--- Source data Enclosed Below ---
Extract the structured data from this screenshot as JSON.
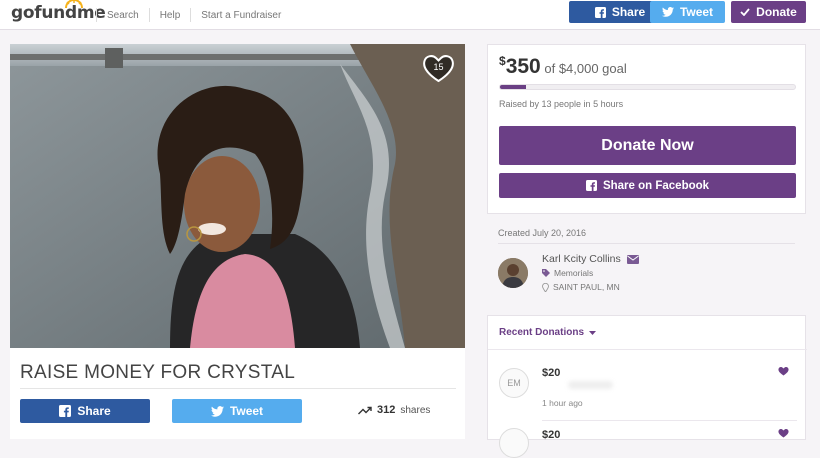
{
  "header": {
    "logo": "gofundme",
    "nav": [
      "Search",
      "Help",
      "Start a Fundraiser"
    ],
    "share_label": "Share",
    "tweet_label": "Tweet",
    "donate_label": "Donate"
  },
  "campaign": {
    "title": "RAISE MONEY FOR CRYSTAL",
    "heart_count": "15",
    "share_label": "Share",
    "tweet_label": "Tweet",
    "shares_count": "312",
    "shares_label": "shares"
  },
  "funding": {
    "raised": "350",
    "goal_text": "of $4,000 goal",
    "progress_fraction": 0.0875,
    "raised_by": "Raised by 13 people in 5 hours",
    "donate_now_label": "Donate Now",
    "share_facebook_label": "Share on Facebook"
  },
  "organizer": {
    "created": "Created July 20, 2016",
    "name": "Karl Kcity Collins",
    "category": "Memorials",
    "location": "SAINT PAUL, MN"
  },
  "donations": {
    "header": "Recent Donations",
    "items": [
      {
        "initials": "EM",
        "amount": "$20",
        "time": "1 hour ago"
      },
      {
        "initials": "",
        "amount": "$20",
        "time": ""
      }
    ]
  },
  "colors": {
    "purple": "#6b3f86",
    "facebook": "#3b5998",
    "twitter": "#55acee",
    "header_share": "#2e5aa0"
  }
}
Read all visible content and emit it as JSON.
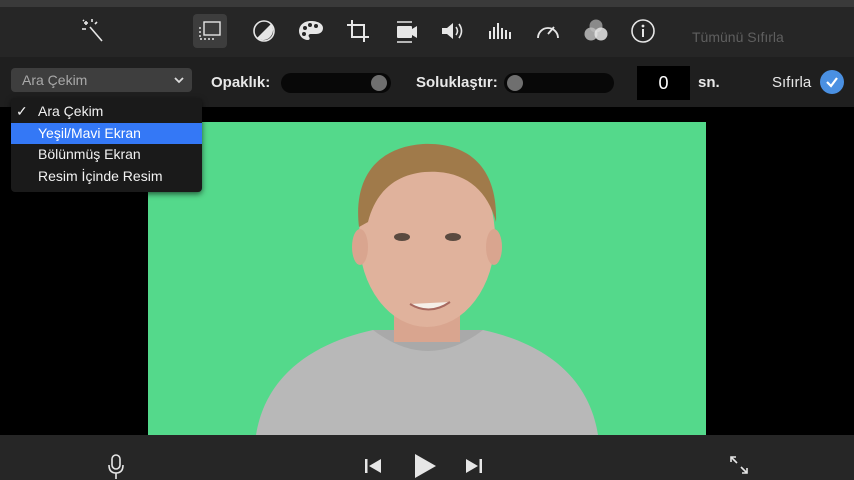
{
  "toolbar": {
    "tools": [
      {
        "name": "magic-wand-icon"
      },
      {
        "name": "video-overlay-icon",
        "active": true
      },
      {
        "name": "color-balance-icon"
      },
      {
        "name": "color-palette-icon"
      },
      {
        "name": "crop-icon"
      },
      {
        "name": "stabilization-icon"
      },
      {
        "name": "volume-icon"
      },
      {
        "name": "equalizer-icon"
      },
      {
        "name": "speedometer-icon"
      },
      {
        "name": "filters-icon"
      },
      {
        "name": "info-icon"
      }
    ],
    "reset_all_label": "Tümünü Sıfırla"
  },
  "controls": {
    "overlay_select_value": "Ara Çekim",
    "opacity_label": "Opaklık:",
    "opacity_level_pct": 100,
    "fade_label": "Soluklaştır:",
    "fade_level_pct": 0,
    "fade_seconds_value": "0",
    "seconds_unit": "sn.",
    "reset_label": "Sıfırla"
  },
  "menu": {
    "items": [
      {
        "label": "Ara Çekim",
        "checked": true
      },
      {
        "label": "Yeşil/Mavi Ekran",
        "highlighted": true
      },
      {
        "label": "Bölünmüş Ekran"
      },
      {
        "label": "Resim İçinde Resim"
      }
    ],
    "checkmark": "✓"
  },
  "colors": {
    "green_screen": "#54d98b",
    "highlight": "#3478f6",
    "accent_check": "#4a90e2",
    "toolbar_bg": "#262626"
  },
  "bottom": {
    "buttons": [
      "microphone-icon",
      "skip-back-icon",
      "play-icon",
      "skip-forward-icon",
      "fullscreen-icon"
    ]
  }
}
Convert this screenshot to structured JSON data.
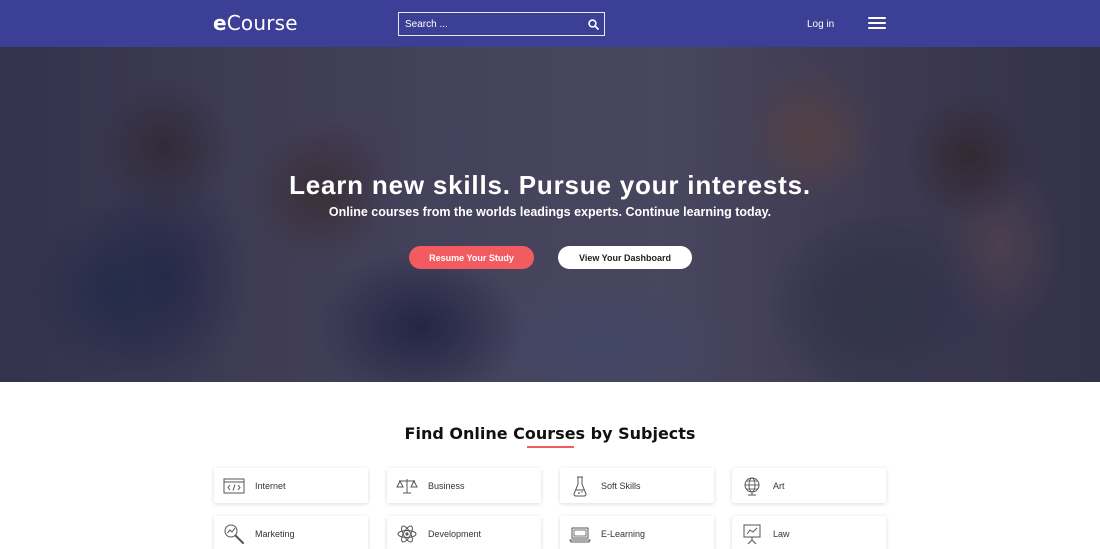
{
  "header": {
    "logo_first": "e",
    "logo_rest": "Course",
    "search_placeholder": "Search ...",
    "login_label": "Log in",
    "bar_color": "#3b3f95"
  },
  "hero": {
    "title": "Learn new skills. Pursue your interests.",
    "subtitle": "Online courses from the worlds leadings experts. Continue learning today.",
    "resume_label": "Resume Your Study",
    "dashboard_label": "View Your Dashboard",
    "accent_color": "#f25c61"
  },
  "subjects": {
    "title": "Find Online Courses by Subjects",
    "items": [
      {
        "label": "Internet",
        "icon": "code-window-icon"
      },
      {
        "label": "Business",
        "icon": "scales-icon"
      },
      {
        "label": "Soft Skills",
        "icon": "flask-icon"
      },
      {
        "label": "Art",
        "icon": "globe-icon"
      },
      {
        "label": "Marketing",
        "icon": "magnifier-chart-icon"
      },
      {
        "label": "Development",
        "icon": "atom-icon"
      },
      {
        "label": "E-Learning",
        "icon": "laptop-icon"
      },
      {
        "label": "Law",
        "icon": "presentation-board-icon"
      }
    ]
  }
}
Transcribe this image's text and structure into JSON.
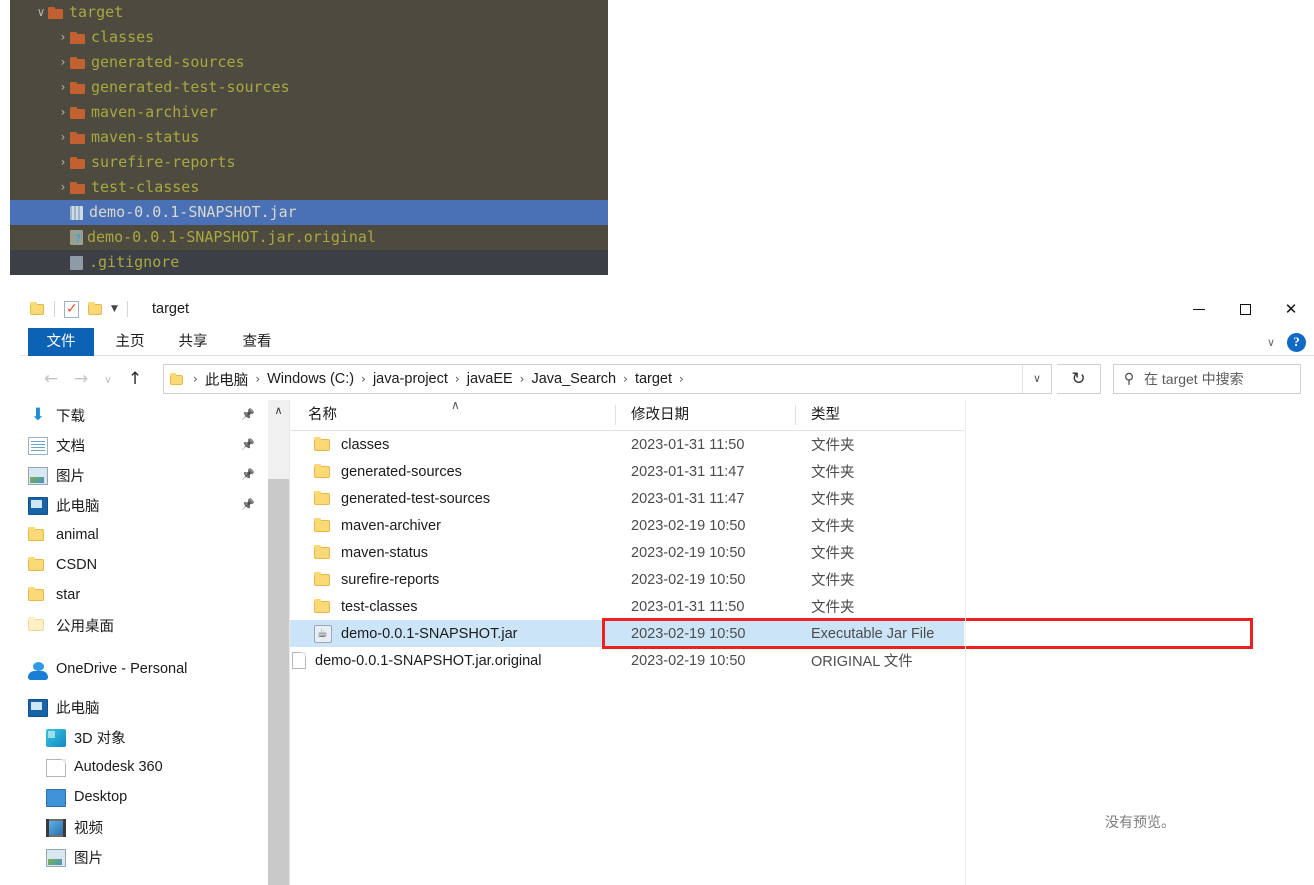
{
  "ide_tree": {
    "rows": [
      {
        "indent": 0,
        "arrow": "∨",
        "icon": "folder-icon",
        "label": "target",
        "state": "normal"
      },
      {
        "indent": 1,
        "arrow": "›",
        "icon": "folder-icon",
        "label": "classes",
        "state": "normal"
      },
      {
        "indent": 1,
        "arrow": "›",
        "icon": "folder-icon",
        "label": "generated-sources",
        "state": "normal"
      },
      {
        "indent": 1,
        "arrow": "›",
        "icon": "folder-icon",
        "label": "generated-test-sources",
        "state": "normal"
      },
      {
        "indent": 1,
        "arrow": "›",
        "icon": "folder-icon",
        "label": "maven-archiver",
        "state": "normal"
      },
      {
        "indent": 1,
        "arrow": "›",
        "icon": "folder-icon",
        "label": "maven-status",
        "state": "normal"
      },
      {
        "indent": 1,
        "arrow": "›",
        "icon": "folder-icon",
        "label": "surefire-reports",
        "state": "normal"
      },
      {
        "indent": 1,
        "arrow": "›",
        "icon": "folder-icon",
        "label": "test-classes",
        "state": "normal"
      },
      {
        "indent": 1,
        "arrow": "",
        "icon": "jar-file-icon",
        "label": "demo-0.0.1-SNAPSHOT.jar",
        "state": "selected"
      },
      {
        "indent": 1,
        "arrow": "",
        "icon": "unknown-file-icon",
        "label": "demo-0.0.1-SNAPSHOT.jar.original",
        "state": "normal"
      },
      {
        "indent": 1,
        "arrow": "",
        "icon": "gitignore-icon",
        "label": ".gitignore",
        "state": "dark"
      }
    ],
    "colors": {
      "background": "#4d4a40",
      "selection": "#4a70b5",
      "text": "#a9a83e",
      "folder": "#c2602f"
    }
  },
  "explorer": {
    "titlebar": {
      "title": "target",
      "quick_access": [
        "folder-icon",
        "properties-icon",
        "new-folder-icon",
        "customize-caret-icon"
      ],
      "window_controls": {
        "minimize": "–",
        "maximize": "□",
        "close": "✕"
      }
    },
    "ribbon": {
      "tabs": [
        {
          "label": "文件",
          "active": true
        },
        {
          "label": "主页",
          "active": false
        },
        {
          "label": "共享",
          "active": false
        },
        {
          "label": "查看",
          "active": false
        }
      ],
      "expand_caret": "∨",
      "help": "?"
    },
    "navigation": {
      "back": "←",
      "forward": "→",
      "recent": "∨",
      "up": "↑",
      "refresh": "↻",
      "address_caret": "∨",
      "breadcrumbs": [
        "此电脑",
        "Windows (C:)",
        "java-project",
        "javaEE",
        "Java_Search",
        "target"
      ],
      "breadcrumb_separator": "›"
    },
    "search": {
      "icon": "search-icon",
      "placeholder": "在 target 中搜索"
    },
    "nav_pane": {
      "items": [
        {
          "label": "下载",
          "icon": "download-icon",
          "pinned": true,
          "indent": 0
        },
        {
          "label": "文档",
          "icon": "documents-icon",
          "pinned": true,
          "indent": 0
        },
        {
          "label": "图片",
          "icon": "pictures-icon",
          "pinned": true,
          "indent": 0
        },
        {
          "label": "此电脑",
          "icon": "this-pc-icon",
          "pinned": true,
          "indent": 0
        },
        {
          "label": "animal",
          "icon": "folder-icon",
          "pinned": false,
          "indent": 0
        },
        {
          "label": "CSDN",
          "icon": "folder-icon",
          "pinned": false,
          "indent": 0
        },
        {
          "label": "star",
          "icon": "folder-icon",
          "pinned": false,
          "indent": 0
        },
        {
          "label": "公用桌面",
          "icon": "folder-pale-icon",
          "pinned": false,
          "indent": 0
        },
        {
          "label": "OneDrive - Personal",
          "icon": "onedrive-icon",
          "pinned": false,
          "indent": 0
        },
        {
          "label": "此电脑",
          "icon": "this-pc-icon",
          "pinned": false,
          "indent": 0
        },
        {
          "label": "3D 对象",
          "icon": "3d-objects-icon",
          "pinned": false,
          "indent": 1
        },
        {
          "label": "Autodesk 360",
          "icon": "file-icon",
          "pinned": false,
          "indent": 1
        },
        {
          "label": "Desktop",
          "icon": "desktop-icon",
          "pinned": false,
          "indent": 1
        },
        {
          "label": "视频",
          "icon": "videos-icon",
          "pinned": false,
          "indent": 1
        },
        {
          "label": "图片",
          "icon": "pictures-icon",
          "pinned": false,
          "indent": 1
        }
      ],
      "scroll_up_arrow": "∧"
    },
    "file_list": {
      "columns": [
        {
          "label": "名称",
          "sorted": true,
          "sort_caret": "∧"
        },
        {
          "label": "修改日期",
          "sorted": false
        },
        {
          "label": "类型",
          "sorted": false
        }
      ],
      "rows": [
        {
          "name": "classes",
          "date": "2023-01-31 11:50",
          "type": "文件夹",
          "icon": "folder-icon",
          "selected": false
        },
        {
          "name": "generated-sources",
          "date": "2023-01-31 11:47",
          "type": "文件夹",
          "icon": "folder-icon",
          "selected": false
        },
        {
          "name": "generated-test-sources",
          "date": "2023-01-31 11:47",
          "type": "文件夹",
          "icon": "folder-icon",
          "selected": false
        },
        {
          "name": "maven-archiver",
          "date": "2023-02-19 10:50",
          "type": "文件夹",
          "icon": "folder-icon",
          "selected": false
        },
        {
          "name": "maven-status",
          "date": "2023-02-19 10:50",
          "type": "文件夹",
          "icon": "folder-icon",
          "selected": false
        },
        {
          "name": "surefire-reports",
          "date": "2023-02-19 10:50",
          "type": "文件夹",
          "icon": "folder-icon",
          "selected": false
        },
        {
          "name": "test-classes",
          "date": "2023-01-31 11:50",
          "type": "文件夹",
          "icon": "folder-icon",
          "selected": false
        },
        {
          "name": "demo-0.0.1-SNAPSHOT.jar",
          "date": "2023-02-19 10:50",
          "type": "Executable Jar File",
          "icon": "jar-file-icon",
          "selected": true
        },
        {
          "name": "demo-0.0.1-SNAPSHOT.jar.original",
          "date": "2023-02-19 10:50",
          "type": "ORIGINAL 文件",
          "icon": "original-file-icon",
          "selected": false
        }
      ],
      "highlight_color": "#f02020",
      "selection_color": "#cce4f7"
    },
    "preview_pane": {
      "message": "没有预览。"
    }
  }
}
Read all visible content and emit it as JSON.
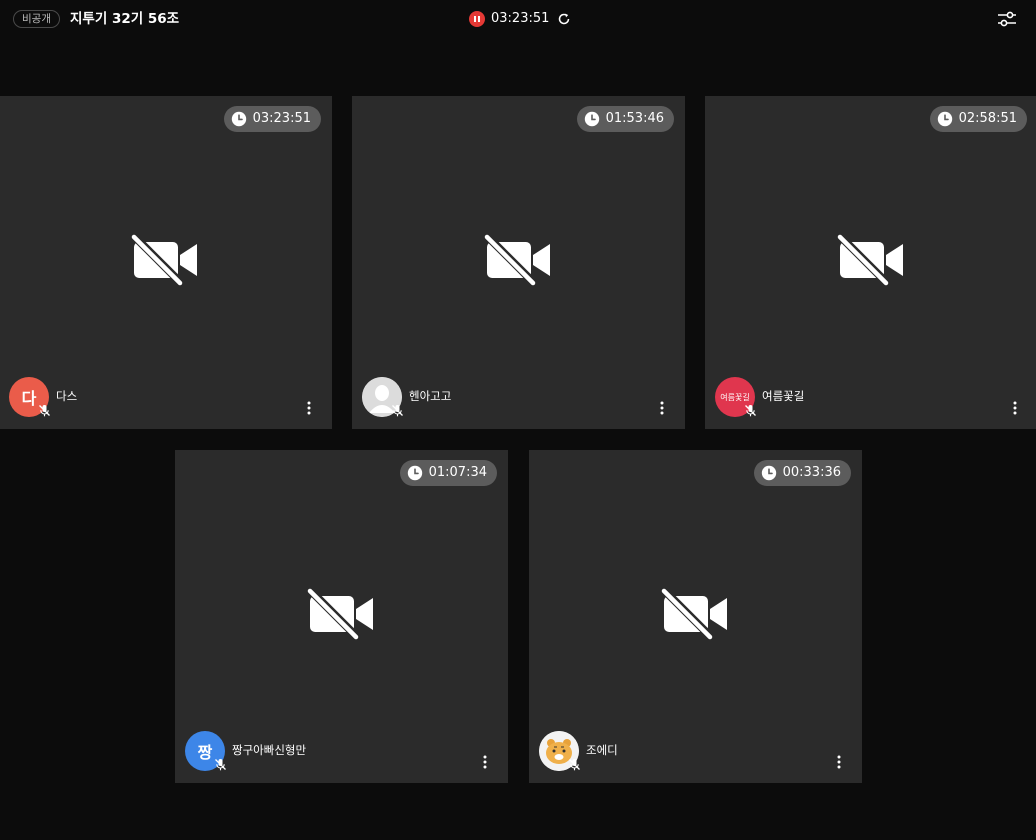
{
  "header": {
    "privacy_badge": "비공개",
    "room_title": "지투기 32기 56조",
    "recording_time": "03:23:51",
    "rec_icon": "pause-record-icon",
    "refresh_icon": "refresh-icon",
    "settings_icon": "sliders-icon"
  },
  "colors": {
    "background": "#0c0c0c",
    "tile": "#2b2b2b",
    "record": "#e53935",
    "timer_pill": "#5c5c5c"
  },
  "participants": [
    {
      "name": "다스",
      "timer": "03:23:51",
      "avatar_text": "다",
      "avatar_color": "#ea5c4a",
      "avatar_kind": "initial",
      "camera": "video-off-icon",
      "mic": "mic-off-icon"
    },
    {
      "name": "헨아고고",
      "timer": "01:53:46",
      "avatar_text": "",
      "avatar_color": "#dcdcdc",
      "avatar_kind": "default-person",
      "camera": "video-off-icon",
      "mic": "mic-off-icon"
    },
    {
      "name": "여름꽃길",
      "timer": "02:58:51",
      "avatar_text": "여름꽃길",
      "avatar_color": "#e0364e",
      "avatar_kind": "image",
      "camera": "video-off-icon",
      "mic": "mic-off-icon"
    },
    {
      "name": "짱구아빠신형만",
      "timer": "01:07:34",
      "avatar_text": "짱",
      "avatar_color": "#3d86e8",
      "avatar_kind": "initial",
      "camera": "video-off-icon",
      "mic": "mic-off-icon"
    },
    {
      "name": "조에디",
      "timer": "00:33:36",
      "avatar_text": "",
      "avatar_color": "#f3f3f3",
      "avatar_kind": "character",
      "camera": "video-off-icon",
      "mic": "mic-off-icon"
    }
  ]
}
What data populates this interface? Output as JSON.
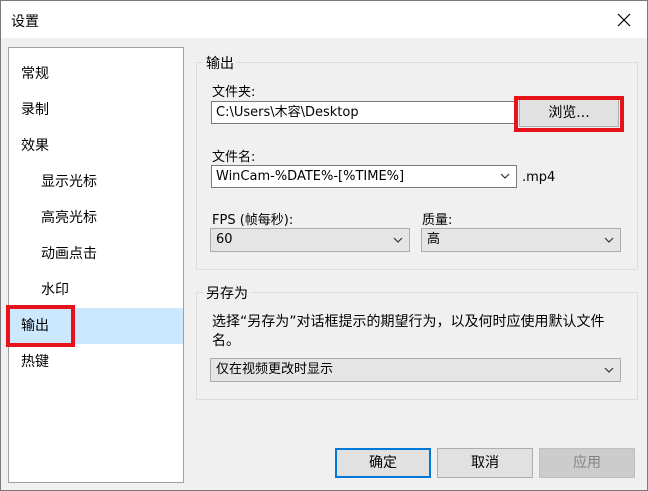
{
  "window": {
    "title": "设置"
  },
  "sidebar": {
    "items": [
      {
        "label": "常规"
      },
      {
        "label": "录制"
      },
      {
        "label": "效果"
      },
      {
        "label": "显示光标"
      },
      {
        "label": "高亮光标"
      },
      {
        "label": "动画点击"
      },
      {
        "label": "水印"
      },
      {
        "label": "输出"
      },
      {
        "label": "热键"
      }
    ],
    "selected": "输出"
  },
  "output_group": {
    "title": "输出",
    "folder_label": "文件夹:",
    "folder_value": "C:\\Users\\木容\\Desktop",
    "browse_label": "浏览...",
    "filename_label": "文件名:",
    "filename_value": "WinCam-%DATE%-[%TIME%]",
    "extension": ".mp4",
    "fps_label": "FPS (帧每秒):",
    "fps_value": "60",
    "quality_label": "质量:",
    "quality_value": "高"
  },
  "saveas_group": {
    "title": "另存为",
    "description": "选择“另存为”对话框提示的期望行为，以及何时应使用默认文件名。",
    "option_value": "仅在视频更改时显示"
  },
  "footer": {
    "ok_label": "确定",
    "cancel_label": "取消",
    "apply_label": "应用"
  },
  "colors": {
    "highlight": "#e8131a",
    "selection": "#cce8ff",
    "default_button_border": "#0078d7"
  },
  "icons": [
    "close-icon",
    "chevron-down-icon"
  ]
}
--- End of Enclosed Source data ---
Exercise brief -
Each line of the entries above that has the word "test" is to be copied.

Written response -
        "label": "generated-test-sources",
        "label": "test-classes",
          "name": "generated-test-sources",
          "name": "test-classes",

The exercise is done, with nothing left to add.